created_at2023-01-14 12:31:44.321884
updated_at2023-01-20 13:49:09.071668
descriptionA macro to generate client handles when using multithreaded / asynchronous code




A common pattern with writting multithreaded / asynchronous code is to allow a thread / task to own a resource and to send messages through a channel to access it. e.g. From the tokio redis example:

The pattern is along the lines of:

  • Create a message enum.
  • Create a channel
  • Spawn a background task to read from the rx Receiver.
  • Send messages from one or more tx Senders
  • Use a oneshot channel sent with the message to return the reponse

To provide an ergonomic handle, I also often end up wrapper the tx Sender and duplicating all of the client functions. As shown below, this results in a lot of boiler plate.

// Generate the message enum
enum Command {
    Get {
        reponse: oneshot::Sender<String>,
        key: String,

// Create a channel and
// Spawn a receiver task
let (tx, mut rx) = mpsc::channel(32);
tokio::spawn(async move {
    while let Some(cmd) = rx.recv().await {
    use Command::*;

    match cmd {
        Get { reponse, key } => {
            let value = get_value(&key).await;
            let _ = response.send(value);

// Send messages to the channel using an ergonic client
struct Handle {
    tx: mpsc::Sender<Command>,
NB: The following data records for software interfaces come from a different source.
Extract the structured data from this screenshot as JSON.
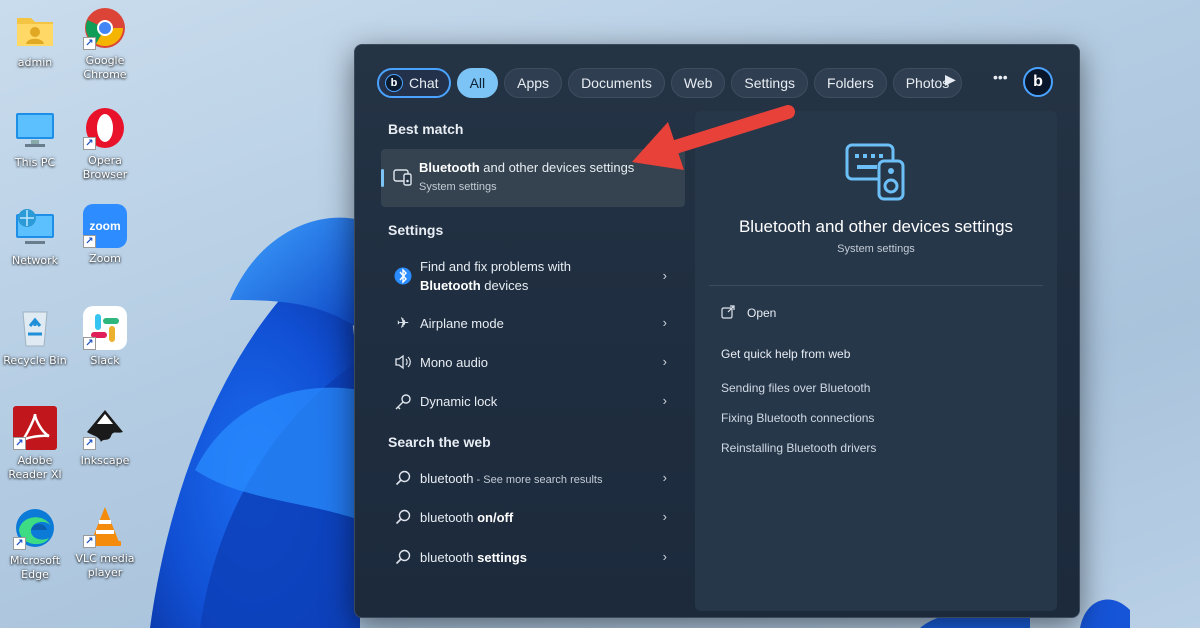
{
  "desktop": {
    "icons": [
      {
        "label": "admin",
        "icon": "user-folder-icon"
      },
      {
        "label": "Google Chrome",
        "icon": "chrome-icon"
      },
      {
        "label": "This PC",
        "icon": "monitor-icon"
      },
      {
        "label": "Opera Browser",
        "icon": "opera-icon"
      },
      {
        "label": "Network",
        "icon": "network-icon"
      },
      {
        "label": "Zoom",
        "icon": "zoom-icon",
        "glyph_text": "zoom"
      },
      {
        "label": "Recycle Bin",
        "icon": "recycle-bin-icon"
      },
      {
        "label": "Slack",
        "icon": "slack-icon"
      },
      {
        "label": "Adobe Reader XI",
        "icon": "adobe-reader-icon"
      },
      {
        "label": "Inkscape",
        "icon": "inkscape-icon"
      },
      {
        "label": "Microsoft Edge",
        "icon": "edge-icon"
      },
      {
        "label": "VLC media player",
        "icon": "vlc-icon"
      }
    ]
  },
  "search": {
    "tabs": [
      {
        "label": "Chat",
        "state": "chat"
      },
      {
        "label": "All",
        "state": "active"
      },
      {
        "label": "Apps"
      },
      {
        "label": "Documents"
      },
      {
        "label": "Web"
      },
      {
        "label": "Settings"
      },
      {
        "label": "Folders"
      },
      {
        "label": "Photos"
      }
    ],
    "best_match": {
      "heading": "Best match",
      "title_bold": "Bluetooth",
      "title_rest": " and other devices settings",
      "subtitle": "System settings"
    },
    "settings": {
      "heading": "Settings",
      "items": [
        {
          "line1": "Find and fix problems with",
          "bold": "Bluetooth",
          "rest": " devices",
          "icon": "bluetooth-icon"
        },
        {
          "label": "Airplane mode",
          "icon": "airplane-icon"
        },
        {
          "label": "Mono audio",
          "icon": "speaker-icon"
        },
        {
          "label": "Dynamic lock",
          "icon": "key-icon"
        }
      ]
    },
    "web": {
      "heading": "Search the web",
      "items": [
        {
          "plain": "bluetooth",
          "bold": "",
          "hint": " - See more search results"
        },
        {
          "plain": "bluetooth ",
          "bold": "on/off",
          "hint": ""
        },
        {
          "plain": "bluetooth ",
          "bold": "settings",
          "hint": ""
        }
      ]
    },
    "preview": {
      "title": "Bluetooth and other devices settings",
      "subtitle": "System settings",
      "open": "Open",
      "help_heading": "Get quick help from web",
      "links": [
        "Sending files over Bluetooth",
        "Fixing Bluetooth connections",
        "Reinstalling Bluetooth drivers"
      ]
    }
  },
  "colors": {
    "accent": "#7cc4f5",
    "arrow": "#e8413a",
    "panel_bg": "#1f2e40"
  }
}
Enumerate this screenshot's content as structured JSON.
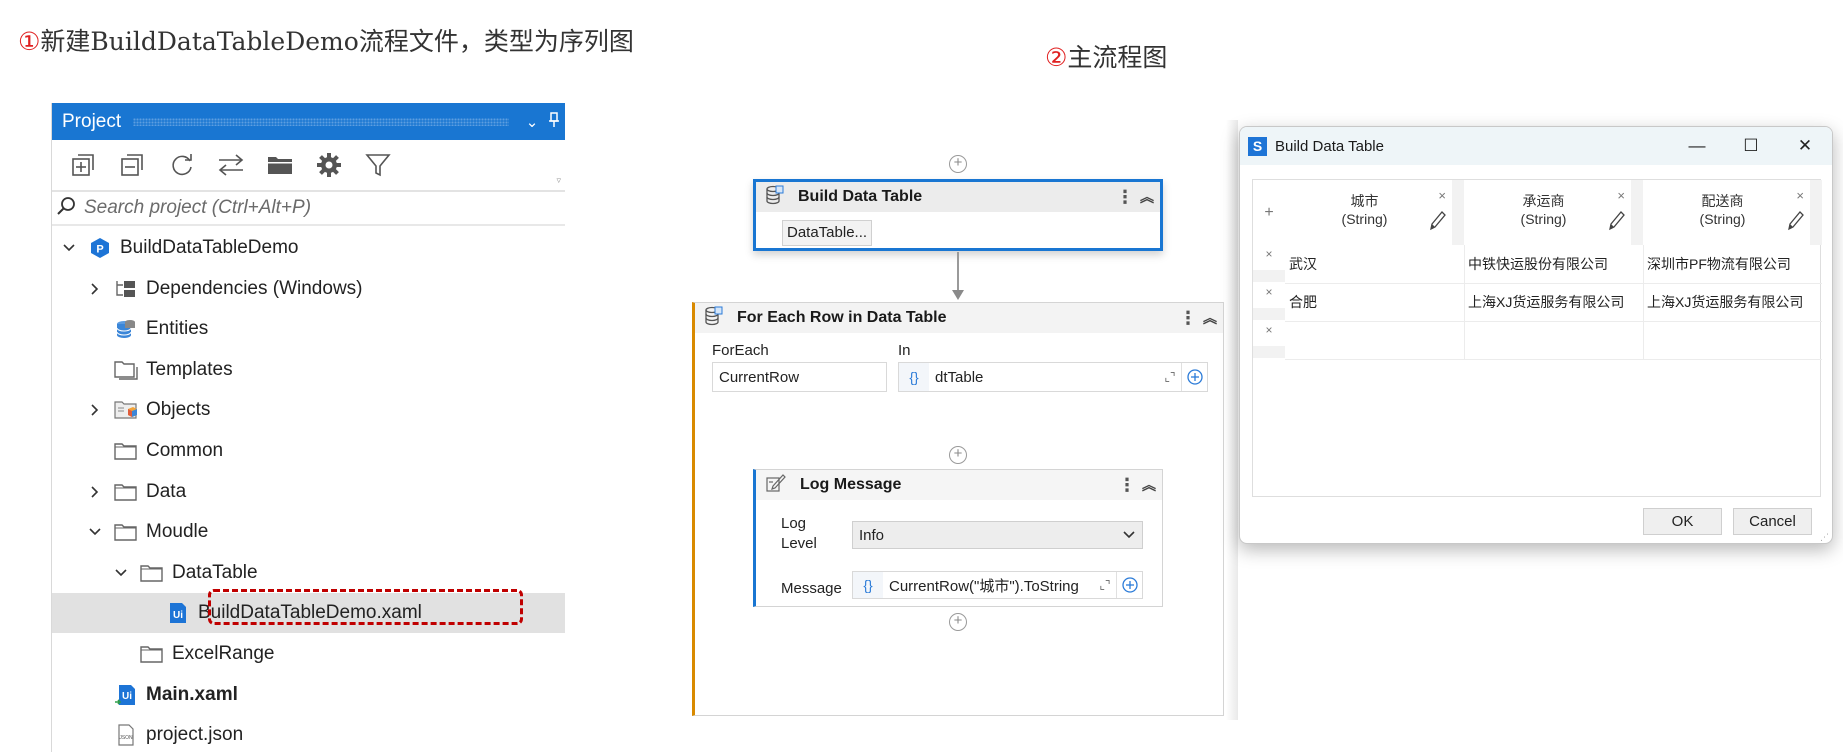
{
  "captions": {
    "step1": {
      "num": "①",
      "text": "新建BuildDataTableDemo流程文件，类型为序列图"
    },
    "step2": {
      "num": "②",
      "text": "主流程图"
    }
  },
  "project_panel": {
    "title": "Project",
    "toolbar_icons": [
      "expand-all-icon",
      "collapse-all-icon",
      "refresh-icon",
      "sync-icon",
      "open-folder-icon",
      "settings-icon",
      "filter-icon"
    ],
    "search_placeholder": "Search project (Ctrl+Alt+P)",
    "tree": [
      {
        "label": "BuildDataTableDemo",
        "icon": "project-icon",
        "level": 0,
        "expander": "expanded"
      },
      {
        "label": "Dependencies (Windows)",
        "icon": "dependencies-icon",
        "level": 1,
        "expander": "collapsed"
      },
      {
        "label": "Entities",
        "icon": "entities-icon",
        "level": 1,
        "expander": "none"
      },
      {
        "label": "Templates",
        "icon": "templates-icon",
        "level": 1,
        "expander": "none"
      },
      {
        "label": "Objects",
        "icon": "objects-icon",
        "level": 1,
        "expander": "collapsed"
      },
      {
        "label": "Common",
        "icon": "folder-icon",
        "level": 1,
        "expander": "none"
      },
      {
        "label": "Data",
        "icon": "folder-icon",
        "level": 1,
        "expander": "collapsed"
      },
      {
        "label": "Moudle",
        "icon": "folder-icon",
        "level": 1,
        "expander": "expanded"
      },
      {
        "label": "DataTable",
        "icon": "folder-icon",
        "level": 2,
        "expander": "expanded"
      },
      {
        "label": "BuildDataTableDemo.xaml",
        "icon": "xaml-file-icon",
        "level": 3,
        "expander": "none",
        "selected": true,
        "highlighted": true
      },
      {
        "label": "ExcelRange",
        "icon": "folder-icon",
        "level": 2,
        "expander": "none"
      },
      {
        "label": "Main.xaml",
        "icon": "main-xaml-icon",
        "level": 1,
        "expander": "none",
        "bold": true
      },
      {
        "label": "project.json",
        "icon": "json-file-icon",
        "level": 1,
        "expander": "none"
      }
    ]
  },
  "workflow": {
    "build_data_table": {
      "title": "Build Data Table",
      "button": "DataTable..."
    },
    "for_each_row": {
      "title": "For Each Row in Data Table",
      "foreach_label": "ForEach",
      "foreach_value": "CurrentRow",
      "in_label": "In",
      "in_value": "dtTable"
    },
    "log_message": {
      "title": "Log Message",
      "level_label_line1": "Log",
      "level_label_line2": "Level",
      "level_value": "Info",
      "message_label": "Message",
      "message_value": "CurrentRow(\"城市\").ToString"
    }
  },
  "dialog": {
    "title": "Build Data Table",
    "window_buttons": {
      "minimize": "—",
      "maximize": "☐",
      "close": "✕"
    },
    "columns": [
      {
        "name": "城市",
        "type": "(String)"
      },
      {
        "name": "承运商",
        "type": "(String)"
      },
      {
        "name": "配送商",
        "type": "(String)"
      }
    ],
    "rows": [
      [
        "武汉",
        "中铁快运股份有限公司",
        "深圳市PF物流有限公司"
      ],
      [
        "合肥",
        "上海XJ货运服务有限公司",
        "上海XJ货运服务有限公司"
      ],
      [
        "",
        "",
        ""
      ]
    ],
    "add_column_label": "+",
    "remove_label": "×",
    "ok_label": "OK",
    "cancel_label": "Cancel"
  },
  "colors": {
    "panel_header": "#1976d2",
    "selection_box": "#c00000",
    "caption_number": "#e02020",
    "for_each_accent": "#d98a00",
    "selected_activity": "#1976d2"
  }
}
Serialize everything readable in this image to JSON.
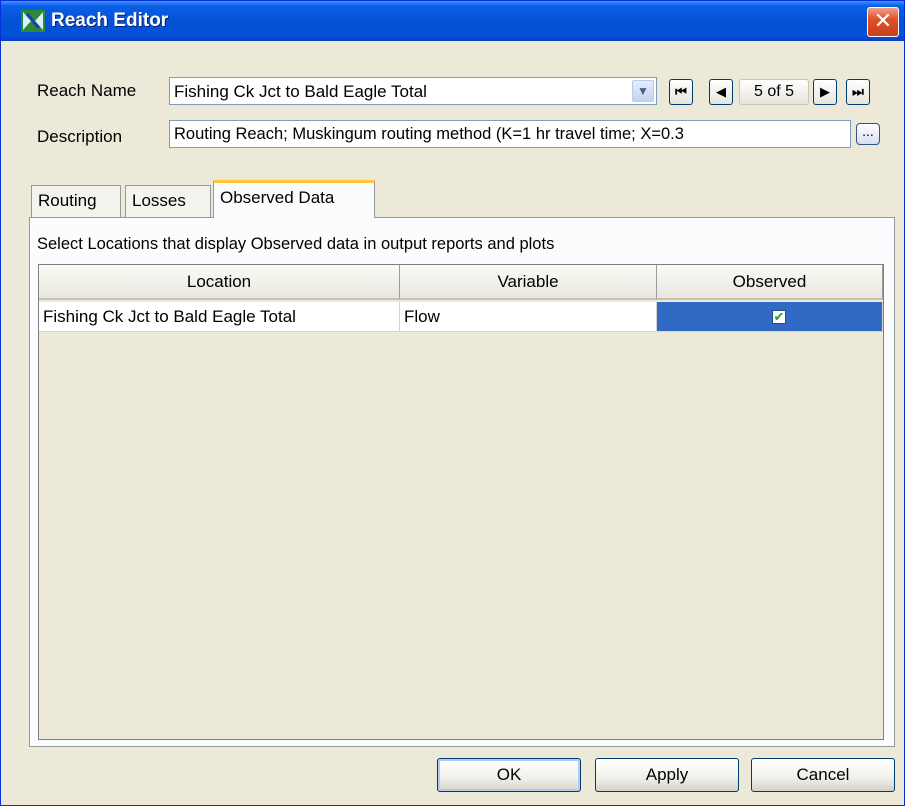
{
  "window": {
    "title": "Reach Editor",
    "close_glyph": "✕"
  },
  "form": {
    "reach_name_label": "Reach Name",
    "reach_name_value": "Fishing Ck Jct to Bald Eagle Total",
    "description_label": "Description",
    "description_value": "Routing Reach; Muskingum routing method (K=1 hr travel time; X=0.3",
    "description_button": "...",
    "nav": {
      "first": "first-icon",
      "prev": "prev-icon",
      "position": "5 of 5",
      "next": "next-icon",
      "last": "last-icon"
    }
  },
  "tabs": [
    {
      "label": "Routing",
      "active": false
    },
    {
      "label": "Losses",
      "active": false
    },
    {
      "label": "Observed Data",
      "active": true
    }
  ],
  "observed_panel": {
    "caption": "Select Locations that display Observed data in output reports and plots",
    "columns": [
      "Location",
      "Variable",
      "Observed"
    ],
    "rows": [
      {
        "location": "Fishing Ck Jct to Bald Eagle Total",
        "variable": "Flow",
        "observed": true
      }
    ]
  },
  "buttons": {
    "ok": "OK",
    "apply": "Apply",
    "cancel": "Cancel"
  },
  "colors": {
    "titlebar": "#0453d6",
    "selection": "#316ac5",
    "active_tab_accent": "#ffc83c",
    "check": "#21a121"
  }
}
impl Handle {
    async fn get(&self, key: &String) {
        let (resp_tx, resp_rx) = oneshot::channel();
        let cmd = Command::Get {
            key: key.to_string(),
            resp: resp_tx,

        // Send the GET request

        // Await the response
        let res = resp_rx.await;
        println!("GOT = {:?}", res);

The boiler plate in question is the duplication in:

  • The receiving code to unpack the message and call the actual implementation
  • The definition of the enum
  • The impl of the client handle

It should be possible to provide only one of the above parts code and derive the others. This is where client-handle comes in as it will derive the mesage format based on a trait that the receiving code has to adere to.

In short, the code above could be replaced with the following:

use client_handle::async_tokio_handle;

trait KvCommand {
    fn get(&self, key: String) -> String {

And it can be used as follows:

// create a struct for the trait
struct KvReceiver { /* data owned by the receiver */ };

impl KvCommand for KvReceiver {
    // Nothing to do here as the trait has default implemenations

async fn main() {
    let receiver = KvReceiver;
    let handle = receiver.to_async_handle();
    let result = handle.get("foo".to_string()).await;

Crate Features

  • tokio - Enables use of the async_tokio_handle macro.

There are other examples in the code. For the full details of the code generated, please see the unit tests in the client-handle-core crate.

Why create a sync trait?

It was chosen to place the macro on the trait for the following reasons:

  • Decorating the enum would have involved having users create "magic strings" for return values.

  • Using a trait allows for tools like automock to be used for testing


Please see the notes file for details on resources used to create this proc macro.

Commit count: 22

cargo fmt